━━ ENTRIES SHOWN

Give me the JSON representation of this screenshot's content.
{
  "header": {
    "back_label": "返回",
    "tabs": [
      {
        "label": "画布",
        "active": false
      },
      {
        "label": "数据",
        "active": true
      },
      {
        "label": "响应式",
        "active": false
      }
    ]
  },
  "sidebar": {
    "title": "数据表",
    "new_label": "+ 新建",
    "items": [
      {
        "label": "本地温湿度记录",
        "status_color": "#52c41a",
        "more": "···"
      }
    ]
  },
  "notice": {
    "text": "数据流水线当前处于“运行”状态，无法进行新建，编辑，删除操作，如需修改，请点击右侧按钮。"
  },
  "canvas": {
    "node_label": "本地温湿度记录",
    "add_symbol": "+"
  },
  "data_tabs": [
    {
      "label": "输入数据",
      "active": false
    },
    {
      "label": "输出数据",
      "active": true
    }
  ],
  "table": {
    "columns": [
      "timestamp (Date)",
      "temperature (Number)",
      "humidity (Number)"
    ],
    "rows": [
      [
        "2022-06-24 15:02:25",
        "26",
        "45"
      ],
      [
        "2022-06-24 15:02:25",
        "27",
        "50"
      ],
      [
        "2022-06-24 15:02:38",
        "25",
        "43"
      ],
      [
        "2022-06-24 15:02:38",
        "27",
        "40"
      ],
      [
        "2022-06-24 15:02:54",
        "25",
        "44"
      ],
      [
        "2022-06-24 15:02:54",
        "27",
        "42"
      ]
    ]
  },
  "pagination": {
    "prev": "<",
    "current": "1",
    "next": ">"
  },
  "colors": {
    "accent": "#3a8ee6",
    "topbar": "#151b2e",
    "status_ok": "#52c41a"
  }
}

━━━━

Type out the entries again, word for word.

- [COMPLETED TASK]:
Give me the JSON representation of this screenshot's content.
{
  "header": {
    "back_label": "返回",
    "tabs": [
      {
        "label": "画布",
        "active": false
      },
      {
        "label": "数据",
        "active": true
      },
      {
        "label": "响应式",
        "active": false
      }
    ]
  },
  "sidebar": {
    "title": "数据表",
    "new_label": "+ 新建",
    "items": [
      {
        "label": "本地温湿度记录",
        "status_color": "#52c41a",
        "more": "···"
      }
    ]
  },
  "notice": {
    "text": "数据流水线当前处于“运行”状态，无法进行新建，编辑，删除操作，如需修改，请点击右侧按钮。"
  },
  "canvas": {
    "node_label": "本地温湿度记录",
    "add_symbol": "+"
  },
  "data_tabs": [
    {
      "label": "输入数据",
      "active": false
    },
    {
      "label": "输出数据",
      "active": true
    }
  ],
  "table": {
    "columns": [
      "timestamp (Date)",
      "temperature (Number)",
      "humidity (Number)"
    ],
    "rows": [
      [
        "2022-06-24 15:02:25",
        "26",
        "45"
      ],
      [
        "2022-06-24 15:02:25",
        "27",
        "50"
      ],
      [
        "2022-06-24 15:02:38",
        "25",
        "43"
      ],
      [
        "2022-06-24 15:02:38",
        "27",
        "40"
      ],
      [
        "2022-06-24 15:02:54",
        "25",
        "44"
      ],
      [
        "2022-06-24 15:02:54",
        "27",
        "42"
      ]
    ]
  },
  "pagination": {
    "prev": "<",
    "current": "1",
    "next": ">"
  },
  "colors": {
    "accent": "#3a8ee6",
    "topbar": "#151b2e",
    "status_ok": "#52c41a"
  }
}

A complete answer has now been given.